This process is precisely the same process used by so many other companies, including some of the large companies in the recent financial crises that survived, but in different configurations. This is the same process as the airlines are implementing today … to reduce their obligations to labor. This is the same process being contemplated by a number of prominent government entities (cities and counties) to get rid of their unfunded pension obligations that are expected to require more than 60% of their current tax revenues.
So what is different about Dewey? Nothing. We are in the world of business, The Business of Law®.
There is much talk about how competitive the legal market has become. And this reminds me of an old Chinese proverb: “He who doesn’t turn runs far. “
In track and field events, the coach tells you to look at the tape in front of you, not who is behind you. Likewise, in running your law practice, do the best you can, focus on your skills (and improve them), on the efficiency and cost of delivering your legal services (use technology to improve your efficiency) … and, of course, on your clients and their needs (and wants). Then, you will have given it (your profession) your best shot.
John Wooden said, “The scoreboard? Championships? A sales quota? The bottom line? As goals, predictions, hopes, or dreams to be sealed up (in an envelope) and filed away, fine. But, as a day to day preoccupation they’re a waste of time, stealing attention and effort from the present and squandering it on the future. You control the former, not the latter.

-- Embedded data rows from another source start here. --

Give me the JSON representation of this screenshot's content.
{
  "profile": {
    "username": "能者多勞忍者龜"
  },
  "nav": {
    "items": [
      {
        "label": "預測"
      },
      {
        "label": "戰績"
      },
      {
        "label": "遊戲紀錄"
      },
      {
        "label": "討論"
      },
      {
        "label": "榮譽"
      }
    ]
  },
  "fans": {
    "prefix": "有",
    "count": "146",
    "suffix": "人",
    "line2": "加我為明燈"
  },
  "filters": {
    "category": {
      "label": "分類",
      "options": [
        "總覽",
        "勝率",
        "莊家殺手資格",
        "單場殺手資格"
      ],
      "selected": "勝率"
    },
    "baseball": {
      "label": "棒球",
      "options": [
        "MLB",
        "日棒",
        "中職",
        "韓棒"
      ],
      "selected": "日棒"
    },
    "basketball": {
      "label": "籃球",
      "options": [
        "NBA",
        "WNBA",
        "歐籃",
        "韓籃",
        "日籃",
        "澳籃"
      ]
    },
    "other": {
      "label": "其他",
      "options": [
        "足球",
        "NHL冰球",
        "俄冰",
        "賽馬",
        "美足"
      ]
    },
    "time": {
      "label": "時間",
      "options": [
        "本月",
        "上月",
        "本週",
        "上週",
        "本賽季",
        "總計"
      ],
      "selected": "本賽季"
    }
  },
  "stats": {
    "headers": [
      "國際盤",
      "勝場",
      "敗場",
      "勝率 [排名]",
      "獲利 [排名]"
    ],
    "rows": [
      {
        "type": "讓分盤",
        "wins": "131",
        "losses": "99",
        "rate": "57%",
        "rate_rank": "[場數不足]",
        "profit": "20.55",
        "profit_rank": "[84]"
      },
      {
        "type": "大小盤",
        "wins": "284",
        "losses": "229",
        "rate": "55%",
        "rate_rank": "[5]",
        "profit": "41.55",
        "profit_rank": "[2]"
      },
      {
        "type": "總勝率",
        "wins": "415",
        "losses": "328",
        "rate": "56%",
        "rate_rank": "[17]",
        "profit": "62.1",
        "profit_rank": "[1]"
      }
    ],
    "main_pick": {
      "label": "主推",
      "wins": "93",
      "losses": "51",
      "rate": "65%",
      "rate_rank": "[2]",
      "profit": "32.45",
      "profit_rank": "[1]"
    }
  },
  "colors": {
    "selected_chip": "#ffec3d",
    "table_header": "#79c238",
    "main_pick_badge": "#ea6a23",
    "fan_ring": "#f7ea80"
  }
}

“An organization – a team – that’s always looking up at the scoreboard will find a worthy opponent stealing the ball right out from under you….” Coach seldom scouted the opposition, focusing instead on what needed to be done to improve his team and prepare them to be the best they could be.